# Work instructions
Every entry below should be printed exactly, without its images.

Data supplied section start

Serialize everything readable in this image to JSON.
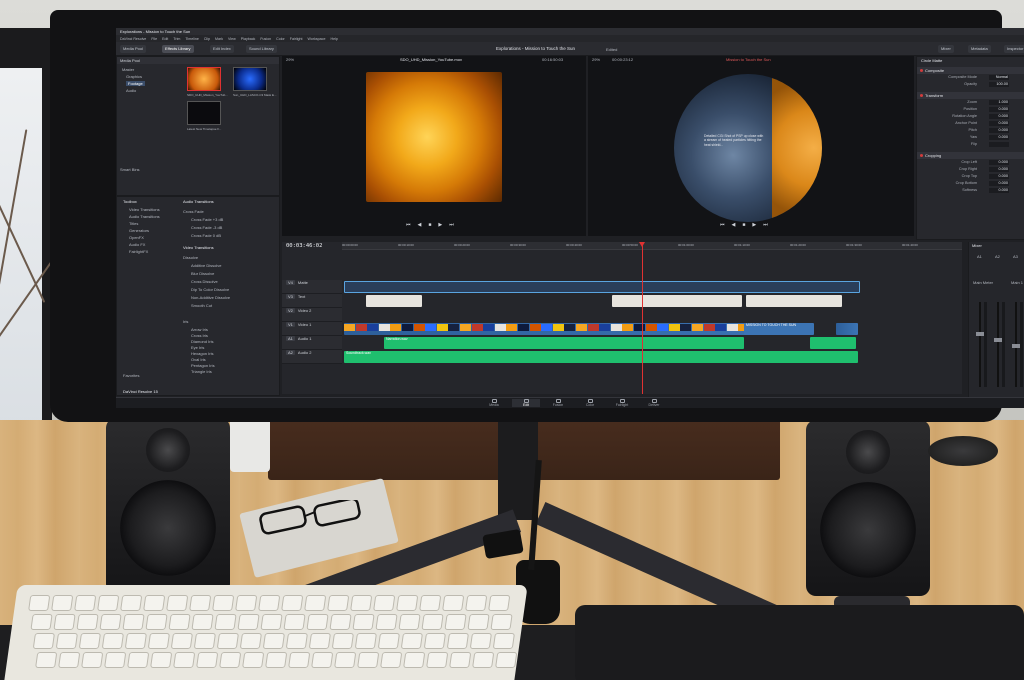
{
  "app": {
    "window_title": "Explorations - Mission to Touch the Sun",
    "version_label": "DaVinci Resolve 15",
    "menu": [
      "DaVinci Resolve",
      "File",
      "Edit",
      "Trim",
      "Timeline",
      "Clip",
      "Mark",
      "View",
      "Playback",
      "Fusion",
      "Color",
      "Fairlight",
      "Workspace",
      "Help"
    ]
  },
  "toolbar": {
    "left_buttons": [
      "Media Pool",
      "Effects Library",
      "Edit Index",
      "Sound Library"
    ],
    "project_title": "Explorations - Mission to Touch the Sun",
    "project_status": "Edited",
    "right_buttons": [
      "Mixer",
      "Metadata",
      "Inspector"
    ],
    "timecode_left": "00:00:00:11",
    "timecode_right": "00:03:46:02"
  },
  "media_pool": {
    "bins": [
      "Master",
      "Graphics",
      "Footage",
      "Audio"
    ],
    "selected_bin": "Footage",
    "clips": [
      "SDO_UHD_Mission_YouTub...",
      "Sun_UHD_LASCO-C3 Mask E...",
      "Latest New Timelapse F..."
    ],
    "smart_bins_label": "Smart Bins"
  },
  "effects": {
    "tree": [
      "Toolbox",
      "Video Transitions",
      "Audio Transitions",
      "Titles",
      "Generators",
      "OpenFX",
      "Audio FX",
      "FairlightFX"
    ],
    "audio_transitions_header": "Audio Transitions",
    "cross_fade_header": "Cross Fade",
    "audio_transitions": [
      "Cross Fade +3 dB",
      "Cross Fade -3 dB",
      "Cross Fade 0 dB"
    ],
    "video_transitions_header": "Video Transitions",
    "dissolve_header": "Dissolve",
    "dissolves": [
      "Additive Dissolve",
      "Blur Dissolve",
      "Cross Dissolve",
      "Dip To Color Dissolve",
      "Non-Additive Dissolve",
      "Smooth Cut"
    ],
    "iris_header": "Iris",
    "iris": [
      "Arrow Iris",
      "Cross Iris",
      "Diamond Iris",
      "Eye Iris",
      "Hexagon Iris",
      "Oval Iris",
      "Pentagon Iris",
      "Triangle Iris"
    ],
    "favorites_label": "Favorites"
  },
  "source_viewer": {
    "clip_name": "SDO_UHD_Mission_YouTube.mov",
    "timecode": "00:16:50:03",
    "zoom": "29%"
  },
  "timeline_viewer": {
    "zoom": "29%",
    "timecode": "00:00:23:12",
    "overlay_title": "Mission to Touch the Sun",
    "caption": "Detailed CGI Shot of PSP up close with a stream of heated particles hitting the heat shield..."
  },
  "inspector": {
    "header": "Circle Matte",
    "sections": [
      {
        "title": "Composite",
        "rows": [
          {
            "label": "Composite Mode",
            "value": "Normal"
          },
          {
            "label": "Opacity",
            "value": "100.00"
          }
        ]
      },
      {
        "title": "Transform",
        "rows": [
          {
            "label": "Zoom",
            "value": "1.000"
          },
          {
            "label": "Position",
            "value": "0.000"
          },
          {
            "label": "Rotation Angle",
            "value": "0.000"
          },
          {
            "label": "Anchor Point",
            "value": "0.000"
          },
          {
            "label": "Pitch",
            "value": "0.000"
          },
          {
            "label": "Yaw",
            "value": "0.000"
          },
          {
            "label": "Flip",
            "value": ""
          }
        ]
      },
      {
        "title": "Cropping",
        "rows": [
          {
            "label": "Crop Left",
            "value": "0.000"
          },
          {
            "label": "Crop Right",
            "value": "0.000"
          },
          {
            "label": "Crop Top",
            "value": "0.000"
          },
          {
            "label": "Crop Bottom",
            "value": "0.000"
          },
          {
            "label": "Softness",
            "value": "0.000"
          }
        ]
      }
    ]
  },
  "timeline": {
    "timecode": "00:03:46:02",
    "ruler_marks": [
      "00:00:00:00",
      "00:00:10:00",
      "00:00:20:00",
      "00:00:30:00",
      "00:00:40:00",
      "00:00:50:00",
      "00:01:00:00",
      "00:01:10:00",
      "00:01:20:00",
      "00:01:30:00",
      "00:01:40:00"
    ],
    "tracks": [
      {
        "id": "V4",
        "name": "Matte"
      },
      {
        "id": "V3",
        "name": "Text"
      },
      {
        "id": "V2",
        "name": "Video 2"
      },
      {
        "id": "V1",
        "name": "Video 1"
      },
      {
        "id": "A1",
        "name": "Audio 1"
      },
      {
        "id": "A2",
        "name": "Audio 2"
      }
    ],
    "video_clip_label": "Sun_UHD_LASCO-C3...",
    "audio_clip_label": "Narration.wav",
    "music_clip_label": "Soundtrack.wav",
    "title_overlay": "MISSION TO TOUCH THE SUN"
  },
  "mixer": {
    "title": "Mixer",
    "channels": [
      "A1",
      "A2",
      "A3"
    ],
    "bus_label": "Main 1",
    "master_label": "Main Meter"
  },
  "pages": [
    "Media",
    "Edit",
    "Fusion",
    "Color",
    "Fairlight",
    "Deliver"
  ],
  "active_page": "Edit",
  "colors": {
    "accent": "#e03232",
    "video_clip": "#2d5f9a",
    "audio_clip": "#1fbf6e",
    "ui_bg": "#1f2024",
    "desk": "#d4ac74"
  }
}
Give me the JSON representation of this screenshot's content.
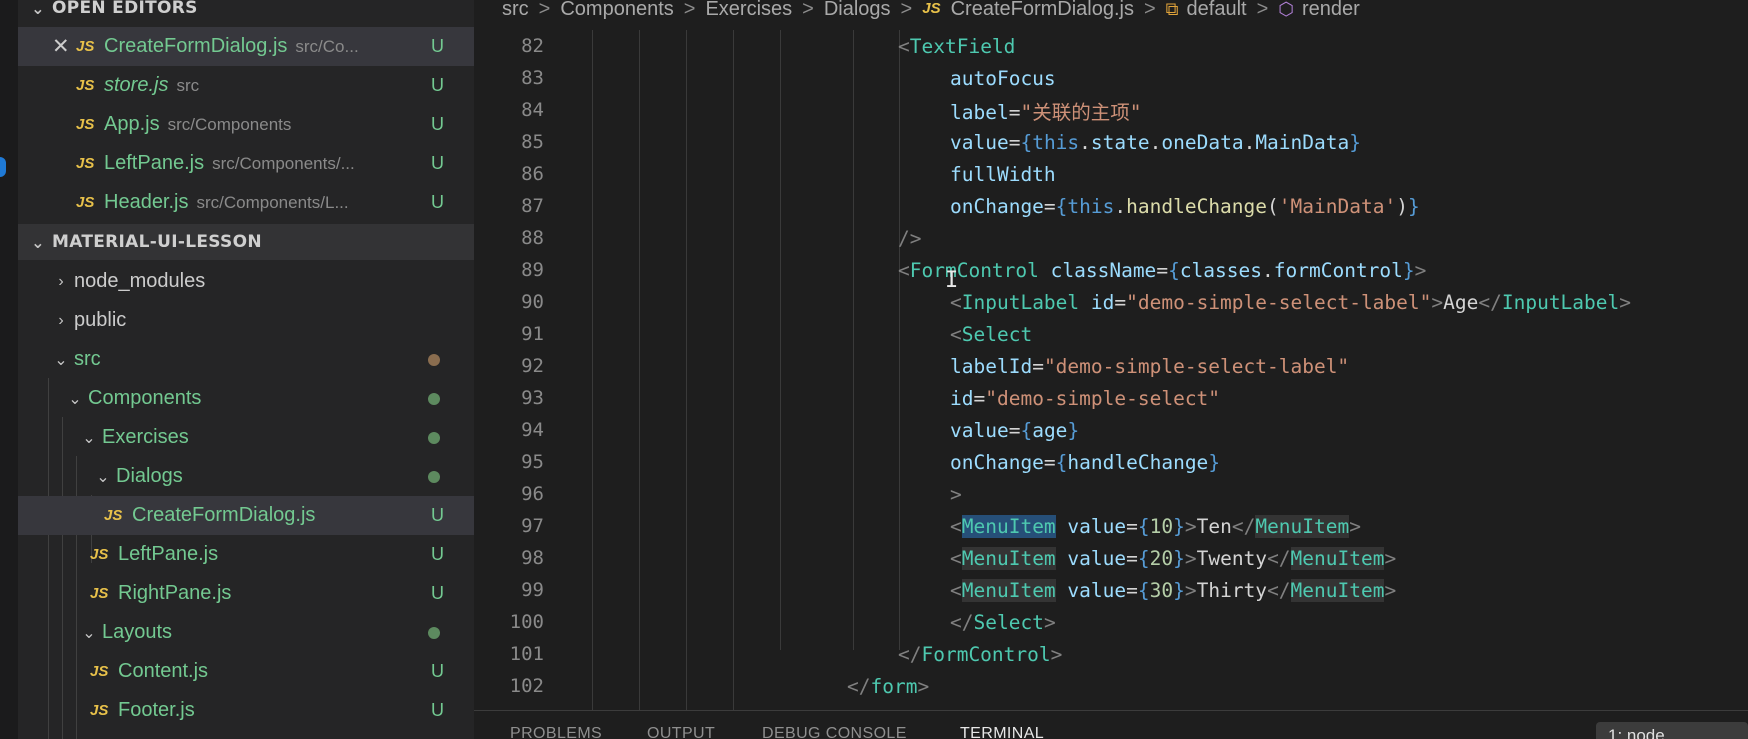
{
  "sidebar": {
    "open_editors_header": "OPEN EDITORS",
    "open_editors": [
      {
        "name": "CreateFormDialog.js",
        "path": "src/Co...",
        "status": "U",
        "active": true,
        "close": "✕"
      },
      {
        "name": "store.js",
        "path": "src",
        "status": "U",
        "italic": true
      },
      {
        "name": "App.js",
        "path": "src/Components",
        "status": "U"
      },
      {
        "name": "LeftPane.js",
        "path": "src/Components/...",
        "status": "U"
      },
      {
        "name": "Header.js",
        "path": "src/Components/L...",
        "status": "U"
      }
    ],
    "project_header": "MATERIAL-UI-LESSON",
    "tree": [
      {
        "label": "node_modules",
        "type": "folder"
      },
      {
        "label": "public",
        "type": "folder"
      },
      {
        "label": "src",
        "type": "folder"
      },
      {
        "label": "Components",
        "type": "folder"
      },
      {
        "label": "Exercises",
        "type": "folder"
      },
      {
        "label": "Dialogs",
        "type": "folder"
      },
      {
        "label": "CreateFormDialog.js",
        "type": "file",
        "status": "U"
      },
      {
        "label": "LeftPane.js",
        "type": "file",
        "status": "U"
      },
      {
        "label": "RightPane.js",
        "type": "file",
        "status": "U"
      },
      {
        "label": "Layouts",
        "type": "folder"
      },
      {
        "label": "Content.js",
        "type": "file",
        "status": "U"
      },
      {
        "label": "Footer.js",
        "type": "file",
        "status": "U"
      }
    ],
    "js_badge": "JS"
  },
  "breadcrumb": {
    "items": [
      "src",
      "Components",
      "Exercises",
      "Dialogs",
      "CreateFormDialog.js",
      "default",
      "render"
    ],
    "separator": ">"
  },
  "editor": {
    "line_numbers": [
      "82",
      "83",
      "84",
      "85",
      "86",
      "87",
      "88",
      "89",
      "90",
      "91",
      "92",
      "93",
      "94",
      "95",
      "96",
      "97",
      "98",
      "99",
      "100",
      "101",
      "102"
    ]
  },
  "panel": {
    "tabs": [
      "PROBLEMS",
      "OUTPUT",
      "DEBUG CONSOLE",
      "TERMINAL"
    ],
    "active_tab": "TERMINAL",
    "terminal_select": "1: node"
  },
  "colors": {
    "git_untracked": "#73c991",
    "js_icon": "#e8c14a",
    "jsx_tag": "#4ec9b0",
    "jsx_attr": "#9cdcfe",
    "string": "#ce9178"
  }
}
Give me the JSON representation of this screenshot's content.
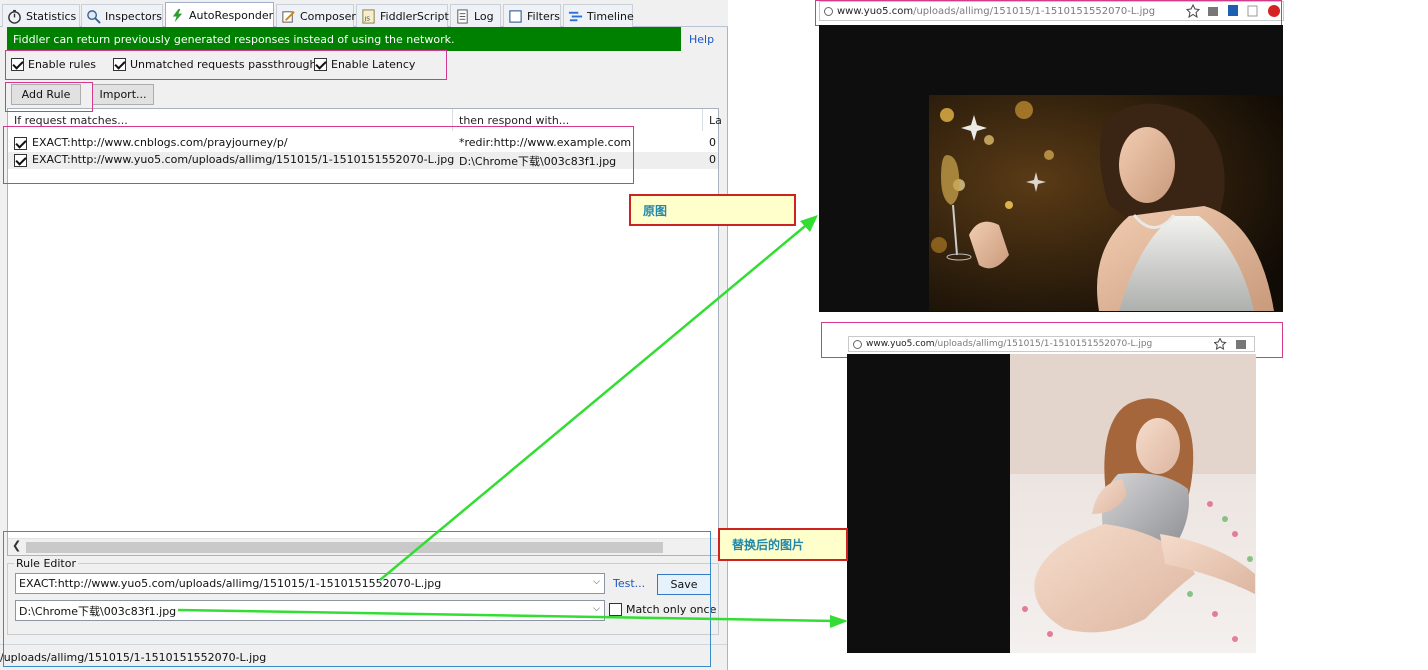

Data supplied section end

# Final answer
Serialize everything readable in this image to JSON.
{
  "app": {
    "window_title": "Explorations - Mission to Touch the Sun",
    "version_label": "DaVinci Resolve 15",
    "menu": [
      "DaVinci Resolve",
      "File",
      "Edit",
      "Trim",
      "Timeline",
      "Clip",
      "Mark",
      "View",
      "Playback",
      "Fusion",
      "Color",
      "Fairlight",
      "Workspace",
      "Help"
    ]
  },
  "toolbar": {
    "left_buttons": [
      "Media Pool",
      "Effects Library",
      "Edit Index",
      "Sound Library"
    ],
    "project_title": "Explorations - Mission to Touch the Sun",
    "project_status": "Edited",
    "right_buttons": [
      "Mixer",
      "Metadata",
      "Inspector"
    ],
    "timecode_left": "00:00:00:11",
    "timecode_right": "00:03:46:02"
  },
  "media_pool": {
    "bins": [
      "Master",
      "Graphics",
      "Footage",
      "Audio"
    ],
    "selected_bin": "Footage",
    "clips": [
      "SDO_UHD_Mission_YouTub...",
      "Sun_UHD_LASCO-C3 Mask E...",
      "Latest New Timelapse F..."
    ],
    "smart_bins_label": "Smart Bins"
  },
  "effects": {
    "tree": [
      "Toolbox",
      "Video Transitions",
      "Audio Transitions",
      "Titles",
      "Generators",
      "OpenFX",
      "Audio FX",
      "FairlightFX"
    ],
    "audio_transitions_header": "Audio Transitions",
    "cross_fade_header": "Cross Fade",
    "audio_transitions": [
      "Cross Fade +3 dB",
      "Cross Fade -3 dB",
      "Cross Fade 0 dB"
    ],
    "video_transitions_header": "Video Transitions",
    "dissolve_header": "Dissolve",
    "dissolves": [
      "Additive Dissolve",
      "Blur Dissolve",
      "Cross Dissolve",
      "Dip To Color Dissolve",
      "Non-Additive Dissolve",
      "Smooth Cut"
    ],
    "iris_header": "Iris",
    "iris": [
      "Arrow Iris",
      "Cross Iris",
      "Diamond Iris",
      "Eye Iris",
      "Hexagon Iris",
      "Oval Iris",
      "Pentagon Iris",
      "Triangle Iris"
    ],
    "favorites_label": "Favorites"
  },
  "source_viewer": {
    "clip_name": "SDO_UHD_Mission_YouTube.mov",
    "timecode": "00:16:50:03",
    "zoom": "29%"
  },
  "timeline_viewer": {
    "zoom": "29%",
    "timecode": "00:00:23:12",
    "overlay_title": "Mission to Touch the Sun",
    "caption": "Detailed CGI Shot of PSP up close with a stream of heated particles hitting the heat shield..."
  },
  "inspector": {
    "header": "Circle Matte",
    "sections": [
      {
        "title": "Composite",
        "rows": [
          {
            "label": "Composite Mode",
            "value": "Normal"
          },
          {
            "label": "Opacity",
            "value": "100.00"
          }
        ]
      },
      {
        "title": "Transform",
        "rows": [
          {
            "label": "Zoom",
            "value": "1.000"
          },
          {
            "label": "Position",
            "value": "0.000"
          },
          {
            "label": "Rotation Angle",
            "value": "0.000"
          },
          {
            "label": "Anchor Point",
            "value": "0.000"
          },
          {
            "label": "Pitch",
            "value": "0.000"
          },
          {
            "label": "Yaw",
            "value": "0.000"
          },
          {
            "label": "Flip",
            "value": ""
          }
        ]
      },
      {
        "title": "Cropping",
        "rows": [
          {
            "label": "Crop Left",
            "value": "0.000"
          },
          {
            "label": "Crop Right",
            "value": "0.000"
          },
          {
            "label": "Crop Top",
            "value": "0.000"
          },
          {
            "label": "Crop Bottom",
            "value": "0.000"
          },
          {
            "label": "Softness",
            "value": "0.000"
          }
        ]
      }
    ]
  },
  "timeline": {
    "timecode": "00:03:46:02",
    "ruler_marks": [
      "00:00:00:00",
      "00:00:10:00",
      "00:00:20:00",
      "00:00:30:00",
      "00:00:40:00",
      "00:00:50:00",
      "00:01:00:00",
      "00:01:10:00",
      "00:01:20:00",
      "00:01:30:00",
      "00:01:40:00"
    ],
    "tracks": [
      {
        "id": "V4",
        "name": "Matte"
      },
      {
        "id": "V3",
        "name": "Text"
      },
      {
        "id": "V2",
        "name": "Video 2"
      },
      {
        "id": "V1",
        "name": "Video 1"
      },
      {
        "id": "A1",
        "name": "Audio 1"
      },
      {
        "id": "A2",
        "name": "Audio 2"
      }
    ],
    "video_clip_label": "Sun_UHD_LASCO-C3...",
    "audio_clip_label": "Narration.wav",
    "music_clip_label": "Soundtrack.wav",
    "title_overlay": "MISSION TO TOUCH THE SUN"
  },
  "mixer": {
    "title": "Mixer",
    "channels": [
      "A1",
      "A2",
      "A3"
    ],
    "bus_label": "Main 1",
    "master_label": "Main Meter"
  },
  "pages": [
    "Media",
    "Edit",
    "Fusion",
    "Color",
    "Fairlight",
    "Deliver"
  ],
  "active_page": "Edit",
  "colors": {
    "accent": "#e03232",
    "video_clip": "#2d5f9a",
    "audio_clip": "#1fbf6e",
    "ui_bg": "#1f2024",
    "desk": "#d4ac74"
  }
}
Give me the JSON representation of this screenshot's content.
{
  "sidebar": {
    "open_editors_header": "OPEN EDITORS",
    "open_editors": [
      {
        "name": "CreateFormDialog.js",
        "path": "src/Co...",
        "status": "U",
        "active": true,
        "close": "✕"
      },
      {
        "name": "store.js",
        "path": "src",
        "status": "U",
        "italic": true
      },
      {
        "name": "App.js",
        "path": "src/Components",
        "status": "U"
      },
      {
        "name": "LeftPane.js",
        "path": "src/Components/...",
        "status": "U"
      },
      {
        "name": "Header.js",
        "path": "src/Components/L...",
        "status": "U"
      }
    ],
    "project_header": "MATERIAL-UI-LESSON",
    "tree": [
      {
        "label": "node_modules",
        "type": "folder"
      },
      {
        "label": "public",
        "type": "folder"
      },
      {
        "label": "src",
        "type": "folder"
      },
      {
        "label": "Components",
        "type": "folder"
      },
      {
        "label": "Exercises",
        "type": "folder"
      },
      {
        "label": "Dialogs",
        "type": "folder"
      },
      {
        "label": "CreateFormDialog.js",
        "type": "file",
        "status": "U"
      },
      {
        "label": "LeftPane.js",
        "type": "file",
        "status": "U"
      },
      {
        "label": "RightPane.js",
        "type": "file",
        "status": "U"
      },
      {
        "label": "Layouts",
        "type": "folder"
      },
      {
        "label": "Content.js",
        "type": "file",
        "status": "U"
      },
      {
        "label": "Footer.js",
        "type": "file",
        "status": "U"
      }
    ],
    "js_badge": "JS"
  },
  "breadcrumb": {
    "items": [
      "src",
      "Components",
      "Exercises",
      "Dialogs",
      "CreateFormDialog.js",
      "default",
      "render"
    ],
    "separator": ">"
  },
  "editor": {
    "line_numbers": [
      "82",
      "83",
      "84",
      "85",
      "86",
      "87",
      "88",
      "89",
      "90",
      "91",
      "92",
      "93",
      "94",
      "95",
      "96",
      "97",
      "98",
      "99",
      "100",
      "101",
      "102"
    ]
  },
  "panel": {
    "tabs": [
      "PROBLEMS",
      "OUTPUT",
      "DEBUG CONSOLE",
      "TERMINAL"
    ],
    "active_tab": "TERMINAL",
    "terminal_select": "1: node"
  },
  "colors": {
    "git_untracked": "#73c991",
    "js_icon": "#e8c14a",
    "jsx_tag": "#4ec9b0",
    "jsx_attr": "#9cdcfe",
    "string": "#ce9178"
  }
}
Give me the JSON representation of this screenshot's content.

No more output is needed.